HARRISON, Ark. — According to statistics, Arkansas has one of the highest High School and adult smoking rates in the country.

Right now, there’s a push in Harrison to raise the legal age to buy cigarettes from 18 to 21.

The initiative is called “Tobacco 21”, an effort that spans across the nation.

“There have been surveys that say about 76 percent of Arkansans support raising that age,” said Patrick Hunter, of the Boone County Substance Abuse Prevention Coalition, which supports the initiative. He says statistics reveal that 90-percent of all adult smokers start between the ages of 18 and 21.

“Overall, and I think this is a nationwide stat..that if we’re able to raise that age from 18 to 21, we could reduce smoking overall by 12 percent. That’s through the Institute of Medicine,” Hunter said.

The local group of supporters includes a group of Harrison High School students called “Ignite.”

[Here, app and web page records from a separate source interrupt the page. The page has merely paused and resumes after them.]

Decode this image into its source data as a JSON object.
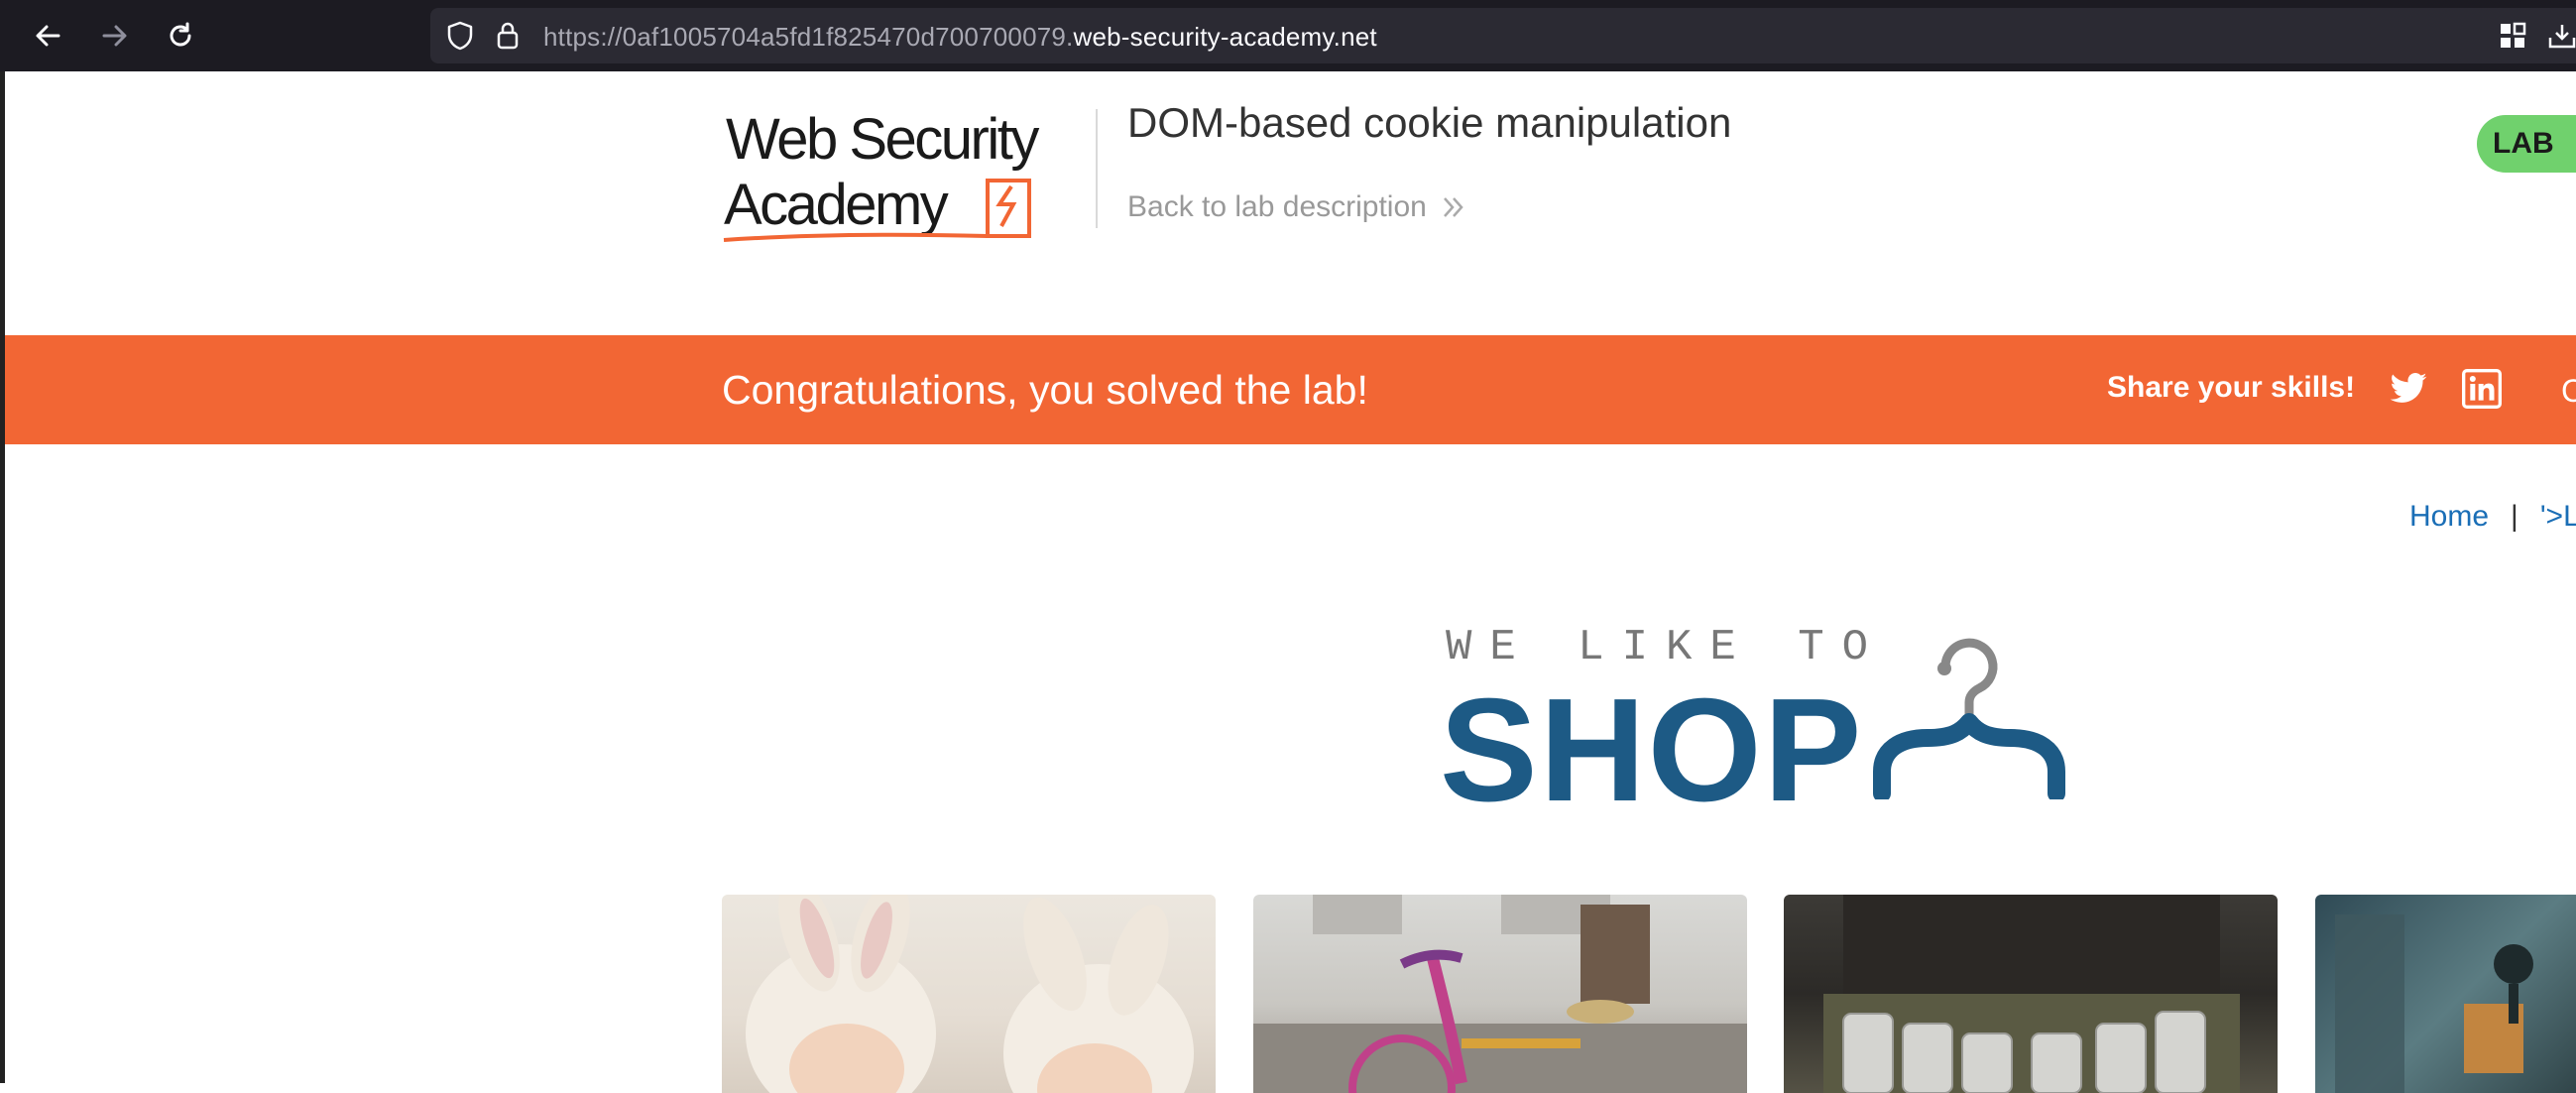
{
  "browser": {
    "url_prefix": "https://0af1005704a5fd1f825470d700700079.",
    "url_domain": "web-security-academy.net",
    "icons": [
      "back-arrow-icon",
      "forward-arrow-icon",
      "reload-icon",
      "shield-icon",
      "lock-icon",
      "extensions-icon",
      "downloads-icon"
    ]
  },
  "header": {
    "logo_line1": "Web Security",
    "logo_line2": "Academy",
    "lab_title": "DOM-based cookie manipulation",
    "back_link": "Back to lab description",
    "badge": "LAB"
  },
  "banner": {
    "message": "Congratulations, you solved the lab!",
    "share": "Share your skills!",
    "cut_text": "C",
    "icons": [
      "twitter-icon",
      "linkedin-icon"
    ]
  },
  "nav": {
    "home": "Home",
    "separator": "|",
    "last_viewed": "'>La"
  },
  "shop_logo": {
    "tagline": "WE LIKE TO",
    "word": "SHOP"
  },
  "colors": {
    "brand_orange": "#f26634",
    "shop_blue": "#1d5a85",
    "lab_green": "#70d16d",
    "link_blue": "#1a6eb6"
  }
}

The students recently went before a city council committee to get their voices heard on the issue.

“These are high school seniors often times you know they’re turning 18 years old. They’re seeing this used amongst their peers,” said Daniel Dillard, of the “North Arkansas Partnership for Health Education.”

A couple of smokers in Harrison shared their take on raising the age to buy tobacco products.

“I think it should be raised up to 21..except for the people that are in the military. They can die and serve our country and all that…I think they should be able to,” said smoker Clarence Teezling.

24-year-old Kerry Ray says he’s been smoking since he was 10 or 11 years old.

“There’s still kids out these days that are going to bootleggers and everything else that doesn’t ask for I’D’s. And if the age on tobacco gets raised, what says that they’re not going to have bootleggers for that too.”

Tobacco 21 supporters will before Harrison City Council next Thursday, for the first reading of the proposed ordinance.

Helena-West-Helena was the first city in Arkansas to implement a “Tobacco 21” law.